Resource Alert: GIACC publishes complete university anti-corruption course

Resource Alert: GIACC publishes complete university anti-corruption course

17. Dezember 2023 GIACC-News 0

While it is increasingly accepted that organizations should provide anti-corruption training to their personnel, it is rare for universities to offer equivalent training to their students. But the Global Infrastructure Anti-Corruption Centre (GIACC) has designed and written a university anti-corruption course to help their students know what corruption is and how to avoid it. 

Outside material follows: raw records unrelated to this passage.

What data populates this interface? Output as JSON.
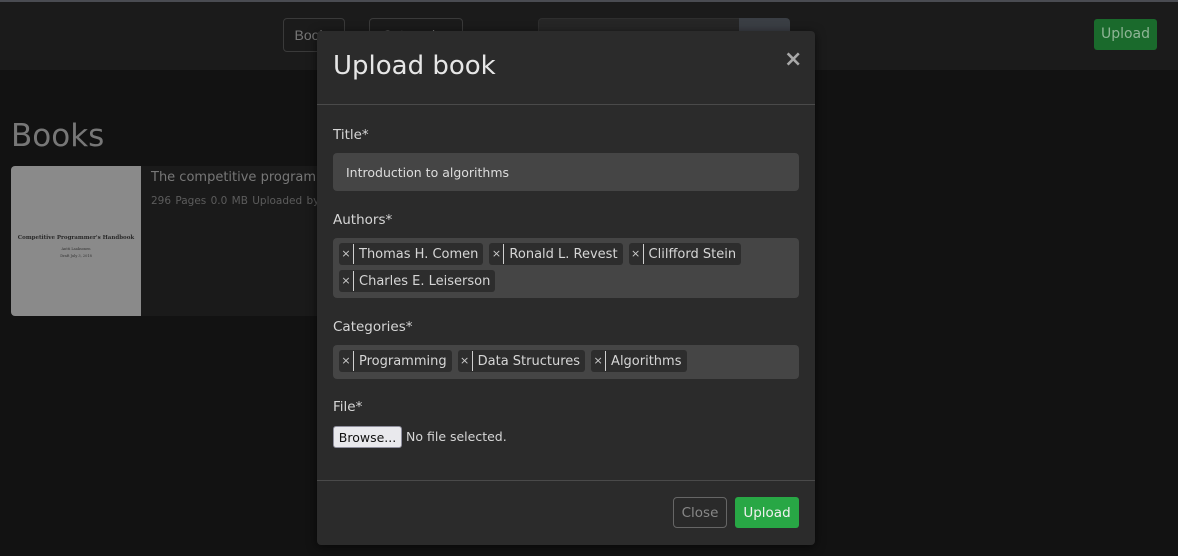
{
  "navbar": {
    "books_label": "Books",
    "categories_label": "Categories",
    "search_placeholder": "",
    "search_button_label": "",
    "upload_label": "Upload"
  },
  "page": {
    "title": "Books",
    "books": [
      {
        "title": "The competitive programmer's handbook",
        "meta": "296 Pages  0.0 MB  Uploaded by:",
        "cover": {
          "title": "Competitive Programmer's Handbook",
          "author": "Antti Laaksonen",
          "date": "Draft July 3, 2018"
        }
      }
    ]
  },
  "modal": {
    "title": "Upload book",
    "close_icon": "times-icon",
    "title_label": "Title*",
    "title_value": "Introduction to algorithms",
    "authors_label": "Authors*",
    "authors": [
      "Thomas H. Comen",
      "Ronald L. Revest",
      "Clilfford Stein",
      "Charles E. Leiserson"
    ],
    "categories_label": "Categories*",
    "categories": [
      "Programming",
      "Data Structures",
      "Algorithms"
    ],
    "file_label": "File*",
    "browse_label": "Browse...",
    "file_status": "No file selected.",
    "close_button_label": "Close",
    "upload_button_label": "Upload",
    "tag_remove_glyph": "×"
  },
  "colors": {
    "accent_green": "#28a745",
    "background": "#121212",
    "modal_bg": "#2b2b2b"
  }
}
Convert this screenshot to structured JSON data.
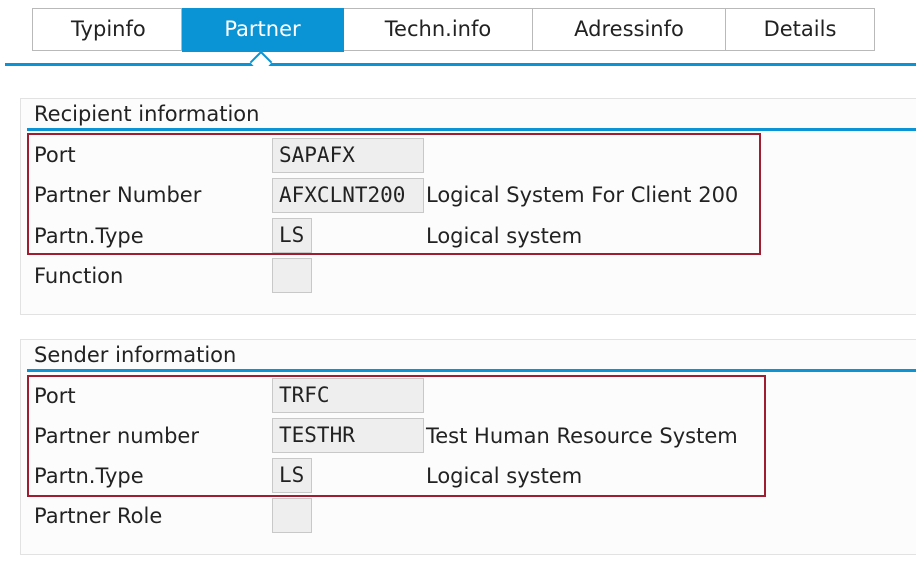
{
  "tabs": {
    "typinfo": "Typinfo",
    "partner": "Partner",
    "techn": "Techn.info",
    "adress": "Adressinfo",
    "details": "Details",
    "active": "Partner"
  },
  "recipient": {
    "title": "Recipient information",
    "port_label": "Port",
    "port_value": "SAPAFX",
    "partner_label": "Partner Number",
    "partner_value": "AFXCLNT200",
    "partner_desc": "Logical System For Client 200",
    "type_label": "Partn.Type",
    "type_value": "LS",
    "type_desc": "Logical system",
    "function_label": "Function",
    "function_value": ""
  },
  "sender": {
    "title": "Sender information",
    "port_label": "Port",
    "port_value": "TRFC",
    "partner_label": "Partner number",
    "partner_value": "TESTHR",
    "partner_desc": "Test Human Resource System",
    "type_label": "Partn.Type",
    "type_value": "LS",
    "type_desc": "Logical system",
    "role_label": "Partner Role",
    "role_value": ""
  },
  "colors": {
    "accent": "#0a94d6",
    "highlight_border": "#a01c30"
  }
}
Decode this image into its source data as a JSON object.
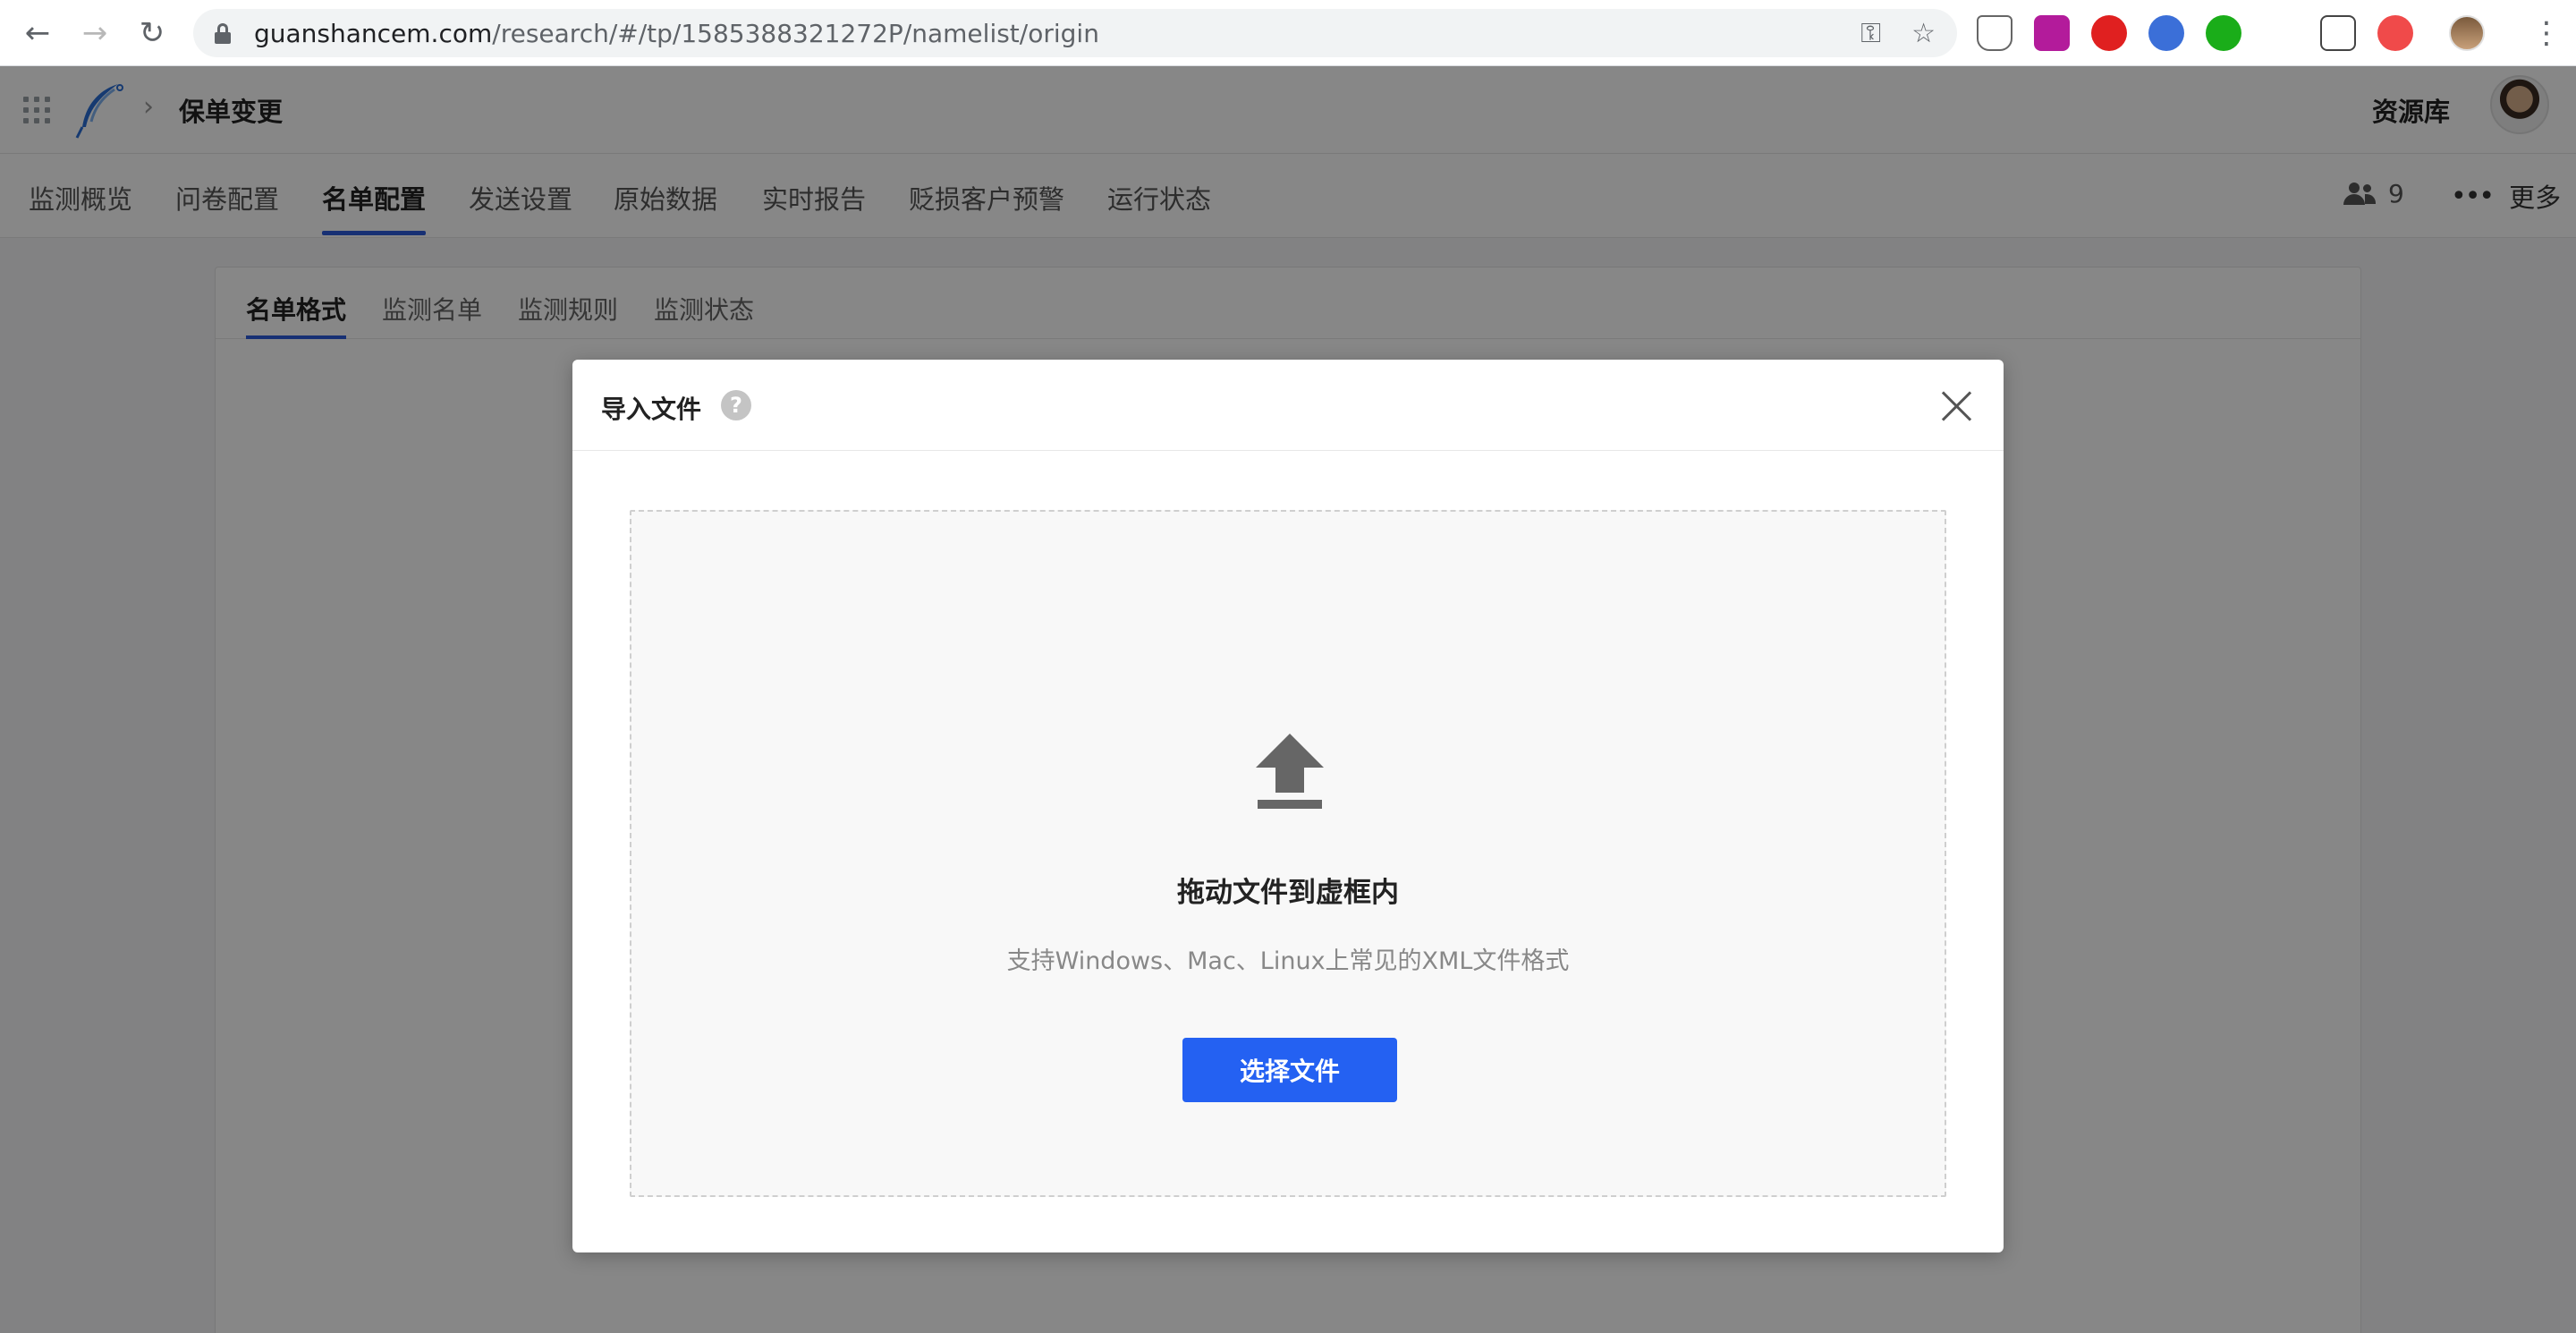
{
  "browser": {
    "url_host": "guanshancem.com",
    "url_path": "/research/#/tp/1585388321272P/namelist/origin"
  },
  "header": {
    "project_title": "保单变更",
    "resource_library": "资源库"
  },
  "main_tabs": [
    {
      "label": "监测概览"
    },
    {
      "label": "问卷配置"
    },
    {
      "label": "名单配置",
      "active": true
    },
    {
      "label": "发送设置"
    },
    {
      "label": "原始数据"
    },
    {
      "label": "实时报告"
    },
    {
      "label": "贬损客户预警"
    },
    {
      "label": "运行状态"
    }
  ],
  "toolbar": {
    "member_count": "9",
    "more_label": "更多"
  },
  "sub_tabs": [
    {
      "label": "名单格式",
      "active": true
    },
    {
      "label": "监测名单"
    },
    {
      "label": "监测规则"
    },
    {
      "label": "监测状态"
    }
  ],
  "modal": {
    "title": "导入文件",
    "help_glyph": "?",
    "dropzone_title": "拖动文件到虚框内",
    "dropzone_hint": "支持Windows、Mac、Linux上常见的XML文件格式",
    "choose_button": "选择文件"
  },
  "icons": {
    "back": "arrow-left-icon",
    "forward": "arrow-right-icon",
    "reload": "reload-icon",
    "lock": "lock-icon",
    "key": "key-icon",
    "star": "star-icon",
    "apps": "grid-icon",
    "members": "people-icon",
    "more": "more-dots-icon",
    "help": "question-icon",
    "close": "close-icon",
    "upload": "upload-icon"
  },
  "colors": {
    "accent": "#2461f2",
    "tab_underline": "#2d5bdb",
    "overlay": "rgba(0,0,0,0.47)"
  }
}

GIACC — a UK-based non-profit that operates internationally — provides the course materials free of charge to universities as a public service in an attempt to raise awareness of corruption and to help in the prevention and detection of corruption worldwide. 

The course is intended to form part of an undergraduate or postgraduate degree or professional qualification for students studying subjects relevant to the infrastructure sector (e.g., engineering, architecture, project management). It may also be helpful to students in other business sectors and professional fields, such as law, accounting, and business management.

The analysis and examples given in the course focus on the infrastructure sector but are also applicable to, and can be adapted for, other sectors.

Course content

The course is divided into the following eight sections: 

Section 1: Introduction to the course: The course’s purpose and content. 

Section 2: What is corruption: 1) What is meant by the term “corruption” 2) How the law treats corrupt acts as civil wrongs and criminal offenses  3) the main types of corruption offenses, and 4) the corruption offenses students are likely to encounter when working on infrastructure projects. The corruption offenses examined are bribery, extortion, fraud, cartels, abuse of function, and embezzlement.

Section 3: How corruption occurs on infrastructure projects: 1) How the infrastructure project process works (project participants, project phases, and typical contractual structures) 2) how corruption occurs in each project phase, and 3) how corruption is concealed on infrastructure projects (such as using intermediaries to pay bribes, or concealed ownership structures).

Section 4: Why corruption occurs on infrastructure projects: The different motivators which may lead someone to become involved in corruption (such as the desire for illicit gain, or to level the playing field) and the factors which facilitate corruption on infrastructure projects (such as the involvement of public officials, differences between projects, the complexity of construction works, and inadequate anti-corruption controls).

Section 5: The cost of corruption: The cost categories include defective or dangerous infrastructure, over-priced infrastructure, lower investment, poor public services, and the undermining of the proper functioning of society. 

Section 6: Dealing with corruption: 1) The four value systems that impact how an individual deals with corruption: personal ethics, professional ethics, employer ethics, and criminal law 2) the steps that professional institutions and employers should take to prevent corruption 3) what those working in the infrastructure sector should do to avoid corruption or if they are faced with a corrupt situation. 

Section 7: Case study: The Galaxy Highway: A hypothetical case study that enables students to examine a series of dilemmas that arise in the various phases of the fictitious Galaxy Highway project. It helps students apply what they have learned in the course to the hypothetical facts of the case study. Each case study section contains a narrative of facts and questions for consideration and discussion.  

Section 8: Corruption Cases: Detailed Case Studies: Eight detailed case studies of real-life corruption cases are referred to in sections 1 to 6. These cases help students understand the reality of corruption’s significant and widespread nature.

The course content has been designed to be delivered in one term or semester and requires around three hours per week of study and seminar time. A university may adapt the course to fit its requirements. 

More information on the course can be found at


 Catherine Stansbury and Neill Stansbury are the co-founders and directors of GIACC and the authors of the course. They are both construction lawyers with over 35 years of experience in the international infrastructure sector.